In Genesis from the Old Testament of the Bible, it is said that God created the world in six days and rested on the seventh. But the system of a seven-day week can be found in many other cultures and religions. The origin of the seven-day week system is ancient Babylonia. The Babylonians believed that every seventh day was one of misfortune, with 7 having the significance that it is the largest single-digit prime number and the number of heavenly bodies known at the time (sun, moon, five planets). This was passed on to the Jewish people who made the seventh day the Sabbath. This was then adopted by Catholics in Rome and in 325AD, it was officially decided at the Concilium Nicaenum (official council that was held to vote for the official religion of Rome) that every week would be seven days long.
There is also a reason for assigning a heavenly body to each day (Monday = Moon, Tuesday = Mars, Wednesday = Mercury, Thursday = Jupiter, Friday = Venus, Saturday = Saturn, Sunday = Sun). At first, the order of the days was the same as the order of heavenly bodies by their distance from the Earth: “Saturn, Jupiter, Mars, Sun, Venus, Mercury, Moon”. This was then cross-referenced with the astrological 24-hour system of planetary hours, resulting in a new order of “Saturn, Sun, Moon, Mars, Mercury, Jupiter, Venus”. Because of this, the week started on Saturday in ancient times. It was only during Roman times when the week was changed to start on the Sunday, with Sunday becoming an official day of rest.
The Romans named the days after the heavenly body assigned to that day. For example, “Sunday” obviously comes from “Sun”, with the same applying to Monday and Saturday. This system is used in Korea and China, where each day is labelled according to the assigned planet. For example, Thursday is 목요일(mok yo il) in Korean, where 목 means wood, with 목성(mok sung) meaning Jupiter.

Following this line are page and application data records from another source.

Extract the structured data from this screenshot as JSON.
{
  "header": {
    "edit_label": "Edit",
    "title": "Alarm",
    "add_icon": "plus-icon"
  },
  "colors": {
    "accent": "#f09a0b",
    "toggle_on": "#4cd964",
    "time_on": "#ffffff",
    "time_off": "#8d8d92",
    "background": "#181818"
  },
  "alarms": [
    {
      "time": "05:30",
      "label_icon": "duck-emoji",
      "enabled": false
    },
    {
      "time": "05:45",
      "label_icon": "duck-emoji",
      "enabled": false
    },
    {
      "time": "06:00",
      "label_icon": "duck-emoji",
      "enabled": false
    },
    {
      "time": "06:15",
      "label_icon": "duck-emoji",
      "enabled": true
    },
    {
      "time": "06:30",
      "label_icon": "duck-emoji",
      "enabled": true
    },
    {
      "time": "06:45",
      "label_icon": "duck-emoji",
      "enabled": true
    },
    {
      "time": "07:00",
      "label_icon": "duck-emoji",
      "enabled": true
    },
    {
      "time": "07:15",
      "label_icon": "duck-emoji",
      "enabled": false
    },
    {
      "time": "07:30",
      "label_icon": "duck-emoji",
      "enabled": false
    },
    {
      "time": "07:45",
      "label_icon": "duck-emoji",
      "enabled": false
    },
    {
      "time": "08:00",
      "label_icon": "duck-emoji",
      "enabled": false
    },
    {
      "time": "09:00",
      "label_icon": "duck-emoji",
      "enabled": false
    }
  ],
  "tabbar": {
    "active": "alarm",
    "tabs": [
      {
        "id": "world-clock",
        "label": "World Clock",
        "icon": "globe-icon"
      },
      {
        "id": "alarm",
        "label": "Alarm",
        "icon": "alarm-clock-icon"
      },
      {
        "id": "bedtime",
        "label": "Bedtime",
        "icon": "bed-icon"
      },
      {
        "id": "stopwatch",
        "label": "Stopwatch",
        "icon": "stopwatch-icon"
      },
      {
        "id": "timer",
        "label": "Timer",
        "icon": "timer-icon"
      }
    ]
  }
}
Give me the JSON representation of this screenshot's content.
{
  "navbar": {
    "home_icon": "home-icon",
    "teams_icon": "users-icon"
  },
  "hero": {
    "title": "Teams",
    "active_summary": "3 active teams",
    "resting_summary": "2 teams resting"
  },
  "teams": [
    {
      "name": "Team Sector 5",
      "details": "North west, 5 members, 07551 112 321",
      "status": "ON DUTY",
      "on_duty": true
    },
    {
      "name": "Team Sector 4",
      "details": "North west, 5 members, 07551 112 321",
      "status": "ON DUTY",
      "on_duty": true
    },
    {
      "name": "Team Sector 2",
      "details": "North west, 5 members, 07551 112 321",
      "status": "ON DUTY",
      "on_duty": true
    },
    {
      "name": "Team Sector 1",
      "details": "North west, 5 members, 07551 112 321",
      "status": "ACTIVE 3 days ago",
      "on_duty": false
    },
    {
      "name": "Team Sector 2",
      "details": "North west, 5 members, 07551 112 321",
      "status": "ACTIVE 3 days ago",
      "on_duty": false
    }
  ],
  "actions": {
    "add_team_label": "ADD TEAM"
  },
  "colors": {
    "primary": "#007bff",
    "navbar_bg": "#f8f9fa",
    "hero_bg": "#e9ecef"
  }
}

In English, the names of each day are mixed. Some are based on planets like the Korean system (Saturday, Sunday, Monday), while others inherit their name from the Germanic people. The Germanic people assigned one of their gods (from Norse mythology) to each day (except Sunday and Monday, which are related to the Sun and the Moon, while Saturday had a completely different name). Tuesday stands for “Tyr’s day”, Wednesday stands for “Wodan’s(or Odin’s) day”, Thursday stands for “Thor’s day” and Friday stands for “Frigg’s day”.
Interestingly, the Norse god assigned to each day correlates with the Greek/Roman god assigned to it. For example, Thursday is “Thor’s day” and also “the day of Jupiter”. Jupiter is the Roman king of gods (same as Zeus from Greek mythology) who uses lightning, while Thor is the Norse god of thunder.
Not every country calls each day a meaningful name. In China, Monday is simply 星期一(xing qi yi), or “first star period”, with each day after that being one number higher (Sunday is specially called 星期日(xing qi ri), where the number is replaced by the character for “Sun”). Although China used the same system as Korea and Japan based on 음양오행설(eum yang oh hang sul, system of Five Elements and Yin Yang), the days were renamed with the simplification of the language.